    It almost sounds like the patient had an anaphylactic reaction to a medication. It's very hard to tell without seeing the chart, obviously, or having seen the patient, but it's my guess that he either had a drug reaction or if he was receiving a blood transfusion, then a transfusion reaction maybe that led to the bronchospasm. Whatever the cause may have been, it sounds like he was anoxic for awhile, causing cerebral edema which ultimately led to the herniation. I can understand why this would stick with you, especially since it started out as an appendectomy!
  4. by   papawjohn
    Hey Buffetfan

    Seems to me that you're asking about two issues. First, how did the Pt pass thru the RecoveryRoom and get back to his room and then crash? Zinobile suggests blood reaction (did the Pt have blood started?--pretty good thought if so, altho bronchospasm isn't a common way for that to manifest itself.) Also a new antibiotic coulda been started with an allergic reaction following.

    The code team taking 45 min to stabilize a Pt is a baaaad sign for that Pt. Usually a cardiac event is either fixed or not fixed in short order.

    Respiratory issues are usually fixed by the placement of the EndoTracheal Tube. But the ETT only allows us to cram air in from the top; the smaller airways in 'spasm' keep oxygen from getting to the alveolus where the Oxygen and CO2 are exchanged. If the Pt's 'bronchospasm' kept him from getting oxygen for more than 5min, the brain suffered the death of large numbers of neurons. Our Central Nervous System is a HUGE consumer of oxygen!!! Didja know that 1/3d of the cardiac output is aimed at our brain?

    Like any organ that's damaged, the brain swells up when this happens. If your ankle swells up--no problem. You elevate it, ice it, wrap it and stay off it. If your brain swells up--BIG PROBLEM. No place for the pressure to go, you see? So the swelling causes more brain damage, and the brain damage causes more swelling which causes more damage and on and on.

    If this goes far enough the brain actually bulges through the big hole at the back of the head (Foramen Ovale) that the spinal cord connects to the brain through. This is 'herniation'.

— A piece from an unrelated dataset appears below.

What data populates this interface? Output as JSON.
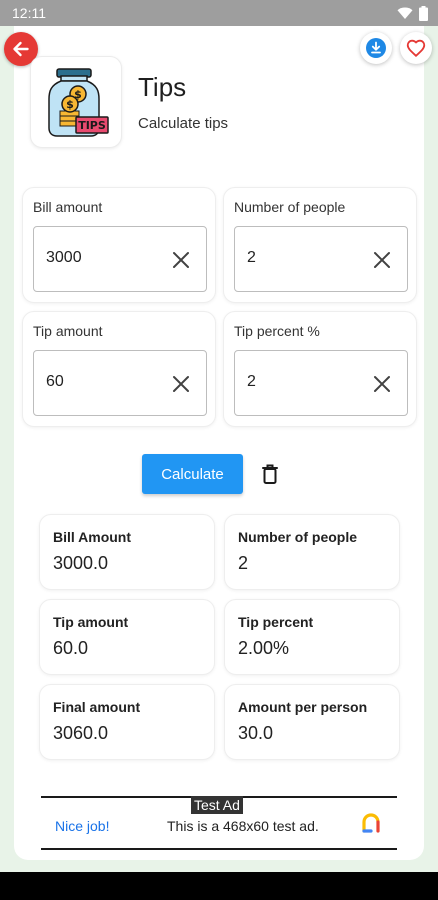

    Very sad event. I s'pose this was a fairly young person? (Usually you think this when you hear about appendicitis.) Terrible, terrible. You're right to try to think about what happened and why.

    Papaw John